» Exercise brief:
From the line containing "Transcribe this image's" to the last line of the records, reproduce every line exactly and print nothing else.

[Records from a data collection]
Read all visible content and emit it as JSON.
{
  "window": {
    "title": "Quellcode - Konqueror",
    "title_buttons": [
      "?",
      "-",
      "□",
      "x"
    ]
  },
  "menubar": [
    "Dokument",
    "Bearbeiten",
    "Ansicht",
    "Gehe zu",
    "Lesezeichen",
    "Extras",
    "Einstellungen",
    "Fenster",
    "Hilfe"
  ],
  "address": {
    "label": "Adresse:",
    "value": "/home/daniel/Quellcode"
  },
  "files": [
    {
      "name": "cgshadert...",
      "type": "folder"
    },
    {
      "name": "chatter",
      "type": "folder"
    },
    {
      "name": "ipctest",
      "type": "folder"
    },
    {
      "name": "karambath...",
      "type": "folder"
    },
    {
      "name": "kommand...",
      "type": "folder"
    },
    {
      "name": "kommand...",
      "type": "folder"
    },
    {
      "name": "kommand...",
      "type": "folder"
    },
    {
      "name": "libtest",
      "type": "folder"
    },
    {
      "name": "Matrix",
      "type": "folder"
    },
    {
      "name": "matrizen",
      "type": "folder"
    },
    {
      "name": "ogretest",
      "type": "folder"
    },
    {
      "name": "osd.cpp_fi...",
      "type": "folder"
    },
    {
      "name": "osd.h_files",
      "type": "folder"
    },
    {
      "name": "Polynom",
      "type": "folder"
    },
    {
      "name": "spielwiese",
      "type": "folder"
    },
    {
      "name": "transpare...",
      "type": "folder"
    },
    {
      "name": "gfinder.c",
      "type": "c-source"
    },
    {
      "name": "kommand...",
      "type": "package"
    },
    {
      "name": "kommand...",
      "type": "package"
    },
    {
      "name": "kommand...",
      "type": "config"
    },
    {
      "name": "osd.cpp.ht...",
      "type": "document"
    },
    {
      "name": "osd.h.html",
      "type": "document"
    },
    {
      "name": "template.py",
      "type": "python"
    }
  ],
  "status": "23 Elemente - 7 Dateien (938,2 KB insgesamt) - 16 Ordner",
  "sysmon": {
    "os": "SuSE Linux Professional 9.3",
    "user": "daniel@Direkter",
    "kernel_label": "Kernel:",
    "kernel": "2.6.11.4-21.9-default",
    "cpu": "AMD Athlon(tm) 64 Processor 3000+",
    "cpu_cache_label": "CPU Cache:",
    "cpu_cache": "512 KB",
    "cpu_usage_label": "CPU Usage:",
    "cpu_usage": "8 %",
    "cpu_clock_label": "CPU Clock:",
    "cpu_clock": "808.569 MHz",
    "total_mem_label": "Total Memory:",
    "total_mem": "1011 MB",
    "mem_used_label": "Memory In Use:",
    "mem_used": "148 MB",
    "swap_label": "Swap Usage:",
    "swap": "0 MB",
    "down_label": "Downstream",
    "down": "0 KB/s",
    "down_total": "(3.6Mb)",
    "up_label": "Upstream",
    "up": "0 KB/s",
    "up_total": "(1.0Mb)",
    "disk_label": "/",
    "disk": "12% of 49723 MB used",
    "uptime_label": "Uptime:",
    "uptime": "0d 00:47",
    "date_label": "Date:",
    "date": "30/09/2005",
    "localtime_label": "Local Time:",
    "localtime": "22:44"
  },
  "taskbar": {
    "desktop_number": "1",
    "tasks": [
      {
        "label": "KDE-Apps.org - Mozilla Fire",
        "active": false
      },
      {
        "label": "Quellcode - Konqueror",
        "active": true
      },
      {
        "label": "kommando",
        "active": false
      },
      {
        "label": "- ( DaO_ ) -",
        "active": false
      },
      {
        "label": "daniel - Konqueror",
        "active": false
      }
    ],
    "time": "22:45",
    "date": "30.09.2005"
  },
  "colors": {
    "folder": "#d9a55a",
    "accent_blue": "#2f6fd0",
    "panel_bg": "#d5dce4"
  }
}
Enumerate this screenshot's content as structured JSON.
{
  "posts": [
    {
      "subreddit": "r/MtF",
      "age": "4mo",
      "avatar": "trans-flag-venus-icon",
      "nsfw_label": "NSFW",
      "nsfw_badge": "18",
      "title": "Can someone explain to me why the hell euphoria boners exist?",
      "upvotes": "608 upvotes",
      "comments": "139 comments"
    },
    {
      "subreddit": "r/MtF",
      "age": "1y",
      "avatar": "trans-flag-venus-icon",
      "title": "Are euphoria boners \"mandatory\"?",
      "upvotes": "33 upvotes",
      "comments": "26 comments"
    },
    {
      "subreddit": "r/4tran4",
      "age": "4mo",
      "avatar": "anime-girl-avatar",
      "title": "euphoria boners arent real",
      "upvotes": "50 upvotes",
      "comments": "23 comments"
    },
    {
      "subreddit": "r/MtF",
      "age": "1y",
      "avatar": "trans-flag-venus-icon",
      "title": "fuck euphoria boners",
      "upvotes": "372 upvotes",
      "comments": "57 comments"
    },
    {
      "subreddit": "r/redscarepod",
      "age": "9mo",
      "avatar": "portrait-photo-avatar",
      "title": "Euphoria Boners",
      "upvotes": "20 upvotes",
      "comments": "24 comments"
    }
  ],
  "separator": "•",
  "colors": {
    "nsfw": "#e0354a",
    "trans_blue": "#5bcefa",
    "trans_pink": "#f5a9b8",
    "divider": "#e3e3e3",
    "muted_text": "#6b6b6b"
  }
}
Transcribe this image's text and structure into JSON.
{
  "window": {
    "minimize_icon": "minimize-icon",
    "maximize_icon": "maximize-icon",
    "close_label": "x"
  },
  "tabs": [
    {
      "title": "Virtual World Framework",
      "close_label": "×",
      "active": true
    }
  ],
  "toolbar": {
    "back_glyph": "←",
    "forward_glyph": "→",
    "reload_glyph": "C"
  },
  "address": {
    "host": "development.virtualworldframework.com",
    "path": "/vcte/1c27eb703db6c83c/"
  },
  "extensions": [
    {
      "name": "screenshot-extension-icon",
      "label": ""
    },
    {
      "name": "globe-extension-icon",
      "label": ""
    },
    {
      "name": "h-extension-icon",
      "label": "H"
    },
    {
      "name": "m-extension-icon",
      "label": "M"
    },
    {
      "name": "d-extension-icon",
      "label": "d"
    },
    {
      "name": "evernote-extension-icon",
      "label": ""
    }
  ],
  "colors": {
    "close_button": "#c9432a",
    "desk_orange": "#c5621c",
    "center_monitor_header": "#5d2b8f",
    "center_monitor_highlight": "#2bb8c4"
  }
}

» Task output:
Transcribe this image's text and structure into JSON.
{
  "window": {
    "minimize_icon": "minimize-icon",
    "maximize_icon": "maximize-icon",
    "close_label": "x"
  },
  "tabs": [
    {
      "title": "Virtual World Framework",
      "close_label": "×",
      "active": true
    }
  ],
  "toolbar": {
    "back_glyph": "←",
    "forward_glyph": "→",
    "reload_glyph": "C"
  },
  "address": {
    "host": "development.virtualworldframework.com",
    "path": "/vcte/1c27eb703db6c83c/"
  },
  "extensions": [
    {
      "name": "screenshot-extension-icon",
      "label": ""
    },
    {
      "name": "globe-extension-icon",
      "label": ""
    },
    {
      "name": "h-extension-icon",
      "label": "H"
    },
    {
      "name": "m-extension-icon",
      "label": "M"
    },
    {
      "name": "d-extension-icon",
      "label": "d"
    },
    {
      "name": "evernote-extension-icon",
      "label": ""
    }
  ],
  "colors": {
    "close_button": "#c9432a",
    "desk_orange": "#c5621c",
    "center_monitor_header": "#5d2b8f",
    "center_monitor_highlight": "#2bb8c4"
  }
}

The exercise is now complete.